Keyword search on "true": report each line of the records that contains it.
[Data provided Boundary: Start]
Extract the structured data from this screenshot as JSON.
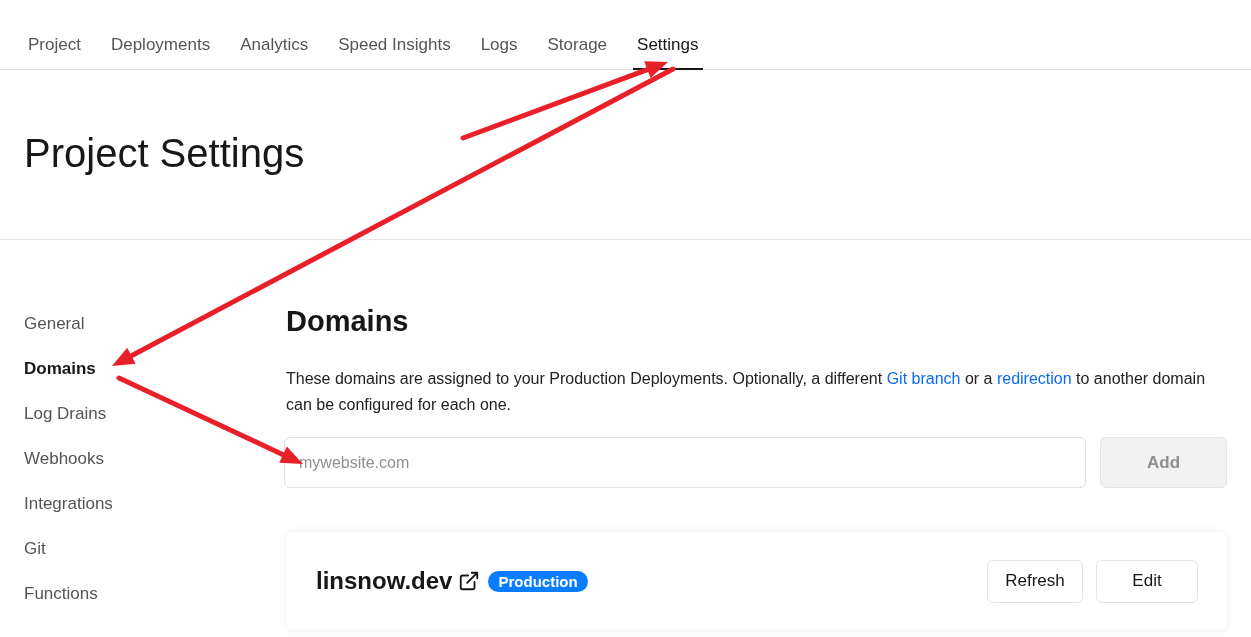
{
  "tabs": [
    {
      "label": "Project",
      "selected": false
    },
    {
      "label": "Deployments",
      "selected": false
    },
    {
      "label": "Analytics",
      "selected": false
    },
    {
      "label": "Speed Insights",
      "selected": false
    },
    {
      "label": "Logs",
      "selected": false
    },
    {
      "label": "Storage",
      "selected": false
    },
    {
      "label": "Settings",
      "selected": true
    }
  ],
  "page_title": "Project Settings",
  "sidebar": {
    "items": [
      {
        "label": "General",
        "selected": false
      },
      {
        "label": "Domains",
        "selected": true
      },
      {
        "label": "Log Drains",
        "selected": false
      },
      {
        "label": "Webhooks",
        "selected": false
      },
      {
        "label": "Integrations",
        "selected": false
      },
      {
        "label": "Git",
        "selected": false
      },
      {
        "label": "Functions",
        "selected": false
      }
    ]
  },
  "domains": {
    "heading": "Domains",
    "description": [
      {
        "kind": "text",
        "text": "These domains are assigned to your Production Deployments. Optionally, a different "
      },
      {
        "kind": "link",
        "text": "Git branch"
      },
      {
        "kind": "text",
        "text": " or a "
      },
      {
        "kind": "link",
        "text": "redirection"
      },
      {
        "kind": "text",
        "text": " to another domain can be configured for each one."
      }
    ],
    "input": {
      "placeholder": "mywebsite.com"
    },
    "add_button": {
      "label": "Add",
      "disabled": true
    },
    "card": {
      "domain": "linsnow.dev",
      "badge": "Production",
      "buttons": [
        "Refresh",
        "Edit"
      ]
    }
  }
}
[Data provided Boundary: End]
> [Solution]:
      "selected": true
        "selected": true
      "disabled": true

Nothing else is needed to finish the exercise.